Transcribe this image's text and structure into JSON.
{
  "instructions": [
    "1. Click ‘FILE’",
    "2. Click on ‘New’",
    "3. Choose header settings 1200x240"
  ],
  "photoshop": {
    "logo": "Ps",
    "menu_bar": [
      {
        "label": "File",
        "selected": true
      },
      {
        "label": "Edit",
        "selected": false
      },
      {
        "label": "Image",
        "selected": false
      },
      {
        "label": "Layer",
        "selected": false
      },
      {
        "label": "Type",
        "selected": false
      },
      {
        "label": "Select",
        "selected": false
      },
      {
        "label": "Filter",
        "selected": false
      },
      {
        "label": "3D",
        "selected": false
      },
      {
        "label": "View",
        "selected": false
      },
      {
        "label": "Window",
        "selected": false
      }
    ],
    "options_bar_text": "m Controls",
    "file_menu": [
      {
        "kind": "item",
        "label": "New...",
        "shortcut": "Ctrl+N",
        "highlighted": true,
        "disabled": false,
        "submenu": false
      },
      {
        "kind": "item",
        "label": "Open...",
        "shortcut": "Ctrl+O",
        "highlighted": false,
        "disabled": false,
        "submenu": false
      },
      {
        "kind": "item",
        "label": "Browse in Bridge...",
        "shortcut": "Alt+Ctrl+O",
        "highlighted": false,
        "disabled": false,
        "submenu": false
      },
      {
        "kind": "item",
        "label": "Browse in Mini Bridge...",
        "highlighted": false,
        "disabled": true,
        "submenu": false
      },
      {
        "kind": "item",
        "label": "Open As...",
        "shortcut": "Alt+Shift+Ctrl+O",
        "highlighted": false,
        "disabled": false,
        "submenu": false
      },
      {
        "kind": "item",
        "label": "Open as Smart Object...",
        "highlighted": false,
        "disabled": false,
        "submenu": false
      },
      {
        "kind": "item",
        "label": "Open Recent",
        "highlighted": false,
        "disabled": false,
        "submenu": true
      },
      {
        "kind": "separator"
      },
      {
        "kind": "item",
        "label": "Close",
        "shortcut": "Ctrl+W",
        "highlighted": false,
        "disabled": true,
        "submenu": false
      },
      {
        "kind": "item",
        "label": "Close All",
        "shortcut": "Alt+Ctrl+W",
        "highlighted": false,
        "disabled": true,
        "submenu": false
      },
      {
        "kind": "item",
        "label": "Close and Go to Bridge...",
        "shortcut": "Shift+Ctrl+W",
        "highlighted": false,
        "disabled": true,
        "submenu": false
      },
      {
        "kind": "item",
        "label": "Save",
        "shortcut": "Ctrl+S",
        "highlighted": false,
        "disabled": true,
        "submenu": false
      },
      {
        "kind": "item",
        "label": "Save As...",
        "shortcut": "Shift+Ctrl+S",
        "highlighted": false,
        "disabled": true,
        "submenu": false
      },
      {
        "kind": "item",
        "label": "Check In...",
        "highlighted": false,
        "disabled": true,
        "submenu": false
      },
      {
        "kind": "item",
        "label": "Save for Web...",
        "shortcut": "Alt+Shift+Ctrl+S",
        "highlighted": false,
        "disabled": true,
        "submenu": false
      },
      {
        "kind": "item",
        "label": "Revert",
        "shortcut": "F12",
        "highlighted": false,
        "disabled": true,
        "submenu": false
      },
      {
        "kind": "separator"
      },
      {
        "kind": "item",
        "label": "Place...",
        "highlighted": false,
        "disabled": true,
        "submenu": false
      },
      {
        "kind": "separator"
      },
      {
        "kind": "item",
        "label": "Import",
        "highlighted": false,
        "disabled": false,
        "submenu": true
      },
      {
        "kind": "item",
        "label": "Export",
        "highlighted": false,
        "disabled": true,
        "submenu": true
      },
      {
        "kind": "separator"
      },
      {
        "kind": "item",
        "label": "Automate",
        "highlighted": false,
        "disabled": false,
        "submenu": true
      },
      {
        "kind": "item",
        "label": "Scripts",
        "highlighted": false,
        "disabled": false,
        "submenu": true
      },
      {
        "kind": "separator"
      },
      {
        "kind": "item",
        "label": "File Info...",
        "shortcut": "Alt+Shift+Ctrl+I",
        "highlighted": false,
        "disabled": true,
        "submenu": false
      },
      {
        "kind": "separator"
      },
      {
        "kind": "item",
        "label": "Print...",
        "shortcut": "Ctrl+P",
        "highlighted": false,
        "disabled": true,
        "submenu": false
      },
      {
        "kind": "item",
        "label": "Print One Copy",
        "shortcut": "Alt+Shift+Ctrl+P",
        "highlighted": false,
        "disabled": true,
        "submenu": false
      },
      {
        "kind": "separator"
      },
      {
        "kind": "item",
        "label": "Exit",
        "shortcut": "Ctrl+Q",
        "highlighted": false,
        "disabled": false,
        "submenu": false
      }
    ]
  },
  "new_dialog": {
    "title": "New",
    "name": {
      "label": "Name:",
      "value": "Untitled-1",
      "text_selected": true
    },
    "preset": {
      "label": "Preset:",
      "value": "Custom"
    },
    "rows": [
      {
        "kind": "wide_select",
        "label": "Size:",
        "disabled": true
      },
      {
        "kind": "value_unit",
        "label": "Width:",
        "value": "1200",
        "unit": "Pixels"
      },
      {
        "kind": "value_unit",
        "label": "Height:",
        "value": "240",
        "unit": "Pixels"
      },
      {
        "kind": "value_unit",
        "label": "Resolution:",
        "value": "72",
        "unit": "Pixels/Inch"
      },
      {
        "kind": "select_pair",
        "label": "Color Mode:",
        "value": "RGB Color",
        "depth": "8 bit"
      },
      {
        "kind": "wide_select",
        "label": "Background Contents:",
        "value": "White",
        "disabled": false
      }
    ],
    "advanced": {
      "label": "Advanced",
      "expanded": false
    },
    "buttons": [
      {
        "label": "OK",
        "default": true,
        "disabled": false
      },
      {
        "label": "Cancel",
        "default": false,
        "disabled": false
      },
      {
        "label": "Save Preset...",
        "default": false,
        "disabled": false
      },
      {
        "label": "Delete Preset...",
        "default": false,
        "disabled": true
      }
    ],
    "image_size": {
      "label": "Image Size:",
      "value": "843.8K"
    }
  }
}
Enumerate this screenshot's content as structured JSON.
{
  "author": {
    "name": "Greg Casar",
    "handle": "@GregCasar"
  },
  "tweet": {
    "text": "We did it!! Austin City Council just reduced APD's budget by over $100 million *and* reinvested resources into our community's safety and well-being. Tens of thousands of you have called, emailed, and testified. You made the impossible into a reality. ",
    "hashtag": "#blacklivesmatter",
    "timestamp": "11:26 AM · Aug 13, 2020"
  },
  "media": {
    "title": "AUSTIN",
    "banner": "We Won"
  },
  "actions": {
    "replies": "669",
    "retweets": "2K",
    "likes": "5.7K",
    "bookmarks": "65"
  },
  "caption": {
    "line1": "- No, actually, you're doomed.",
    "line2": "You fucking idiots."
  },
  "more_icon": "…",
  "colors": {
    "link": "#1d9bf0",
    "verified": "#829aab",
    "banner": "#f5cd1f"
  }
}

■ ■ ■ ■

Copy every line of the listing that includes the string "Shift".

        "shortcut": "Alt+Shift+Ctrl+O",
        "shortcut": "Shift+Ctrl+W",
        "shortcut": "Shift+Ctrl+S",
        "shortcut": "Alt+Shift+Ctrl+S",
        "shortcut": "Alt+Shift+Ctrl+I",
        "shortcut": "Alt+Shift+Ctrl+P",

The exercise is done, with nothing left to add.